Nasal obstruction can result in nasal congestion, nosebleeds, headaches, facial pain, postnasal drip, loud breathing, snoring, and sleep apnea. The most common causes of nasal obstruction are deviated nasal septum, nasal turbinate enlargement, and nasal polyps.
The two sides of the nasal cavity are separated by a combination of cartilage and bone. This is called the nasal septum. A deviated septum occurs when the septum is bent or misaligned. A deviated septum can be present at birth or caused by a nasal fracture. To relieve symptoms, your doctor may recommend a septoplasty, a surgery usually performed on an outpatient basis. A septoplasty involves making incisions within the nasal cavity to remove the bone and cartilage causing the obstruction.
The nasal turbinates are structures lining the sidewalls of the nasal cavity. They help warm and moisturize the air that moves through the nose. As they do so, the turbinates react by swelling and enlarging. This swelling can also occur as a reaction to irritants and allergens. Excessive enlargement of the turbinates can cause nasal obstruction. Sometimes nasal sprays can be used to reduce the swelling. When sprays don’t provide relief, the turbinates can be surgically reduced, usually through an in-office procedure.
Nasal obstruction can often be caused by nasal polyps — small, non-cancerous inflammatory tissue that can grow in the nasal cavity and sinuses.

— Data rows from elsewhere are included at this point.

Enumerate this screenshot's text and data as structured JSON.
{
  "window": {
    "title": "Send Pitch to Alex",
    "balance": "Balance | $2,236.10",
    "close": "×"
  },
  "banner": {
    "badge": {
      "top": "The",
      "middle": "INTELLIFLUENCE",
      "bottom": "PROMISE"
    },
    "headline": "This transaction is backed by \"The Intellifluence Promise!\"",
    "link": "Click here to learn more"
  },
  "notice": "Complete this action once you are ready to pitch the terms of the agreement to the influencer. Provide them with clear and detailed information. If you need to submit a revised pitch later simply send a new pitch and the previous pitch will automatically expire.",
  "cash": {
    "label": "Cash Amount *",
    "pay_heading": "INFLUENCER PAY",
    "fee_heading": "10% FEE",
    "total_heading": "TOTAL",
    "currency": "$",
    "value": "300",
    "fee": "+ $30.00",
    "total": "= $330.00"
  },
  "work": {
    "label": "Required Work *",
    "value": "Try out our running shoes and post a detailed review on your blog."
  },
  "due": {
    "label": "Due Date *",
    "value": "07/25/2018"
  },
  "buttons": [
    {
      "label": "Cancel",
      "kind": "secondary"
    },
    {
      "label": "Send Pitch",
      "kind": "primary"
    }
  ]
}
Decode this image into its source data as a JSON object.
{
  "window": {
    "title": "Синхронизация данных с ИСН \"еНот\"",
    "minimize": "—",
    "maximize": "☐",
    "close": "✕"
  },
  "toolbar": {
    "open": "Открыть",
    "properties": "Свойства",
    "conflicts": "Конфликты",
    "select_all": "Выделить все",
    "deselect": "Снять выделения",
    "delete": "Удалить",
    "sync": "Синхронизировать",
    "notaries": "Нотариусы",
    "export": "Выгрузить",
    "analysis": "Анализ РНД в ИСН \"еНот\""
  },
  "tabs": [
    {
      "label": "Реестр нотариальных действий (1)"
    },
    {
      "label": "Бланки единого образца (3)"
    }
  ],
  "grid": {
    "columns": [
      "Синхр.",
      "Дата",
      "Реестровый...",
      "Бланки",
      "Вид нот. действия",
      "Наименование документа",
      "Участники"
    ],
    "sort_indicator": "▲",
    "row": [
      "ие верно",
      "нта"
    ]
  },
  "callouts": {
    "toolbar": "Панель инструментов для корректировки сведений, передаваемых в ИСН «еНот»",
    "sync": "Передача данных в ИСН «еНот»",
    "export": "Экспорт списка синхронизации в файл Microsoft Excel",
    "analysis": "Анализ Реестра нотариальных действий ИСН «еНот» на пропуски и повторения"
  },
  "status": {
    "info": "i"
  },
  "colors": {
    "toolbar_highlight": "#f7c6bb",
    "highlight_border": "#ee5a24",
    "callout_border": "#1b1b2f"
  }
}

When a polyp blocks the sinus drainage ducts, chronic sinus disease can result. Nasal polyps can often be controlled with steroid sprays, but they sometimes need to be removed through endoscopic surgery. Polyps occur more frequently in persons with allergies and/or asthma, and have been found to be related to a condition named Samter’s syndrome. Individuals with Samter’s syndrome have a combination of bronchial asthma, nasal polyps, and severe allergic reactions to aspirin.
The sinuses are air-filled spaces inside the bone around your nose. They are located in four areas: under the eyes, within the hard part of the forehead, between the nose and eyes, and under the pituitary gland. The sinuses are connected to the nasal passages by small tubes or channels. Generally, the sinuses help clean the air breathed through the nose. There are other theories about the role of the sinuses, including:
When the sinus drainage pathways are inflamed or obstructed, a sinus infection can occur, causing facial pain and pressure, congestion, fatigue, fever, and yellow or green nasal discharge. Your doctor may prescribe nasal decongestants and antibiotics. If sinus infections happen frequently, endoscopic sinus surgery may be recommended to clear blockages that contribute to poor nasal drainage.
The most common cause of a nosebleed is picking at the delicate nasal membranes. When air is especially dry, this can happen more often, as the membranes themselves dry out and become more fragile. Other causes of nosebleeds include allergies and infections, fractures of the nose, and tumors.
Most nosebleeds can be stopped by following these steps:
If your symptoms worsen or bleeding doesn’t stop, call your doctor.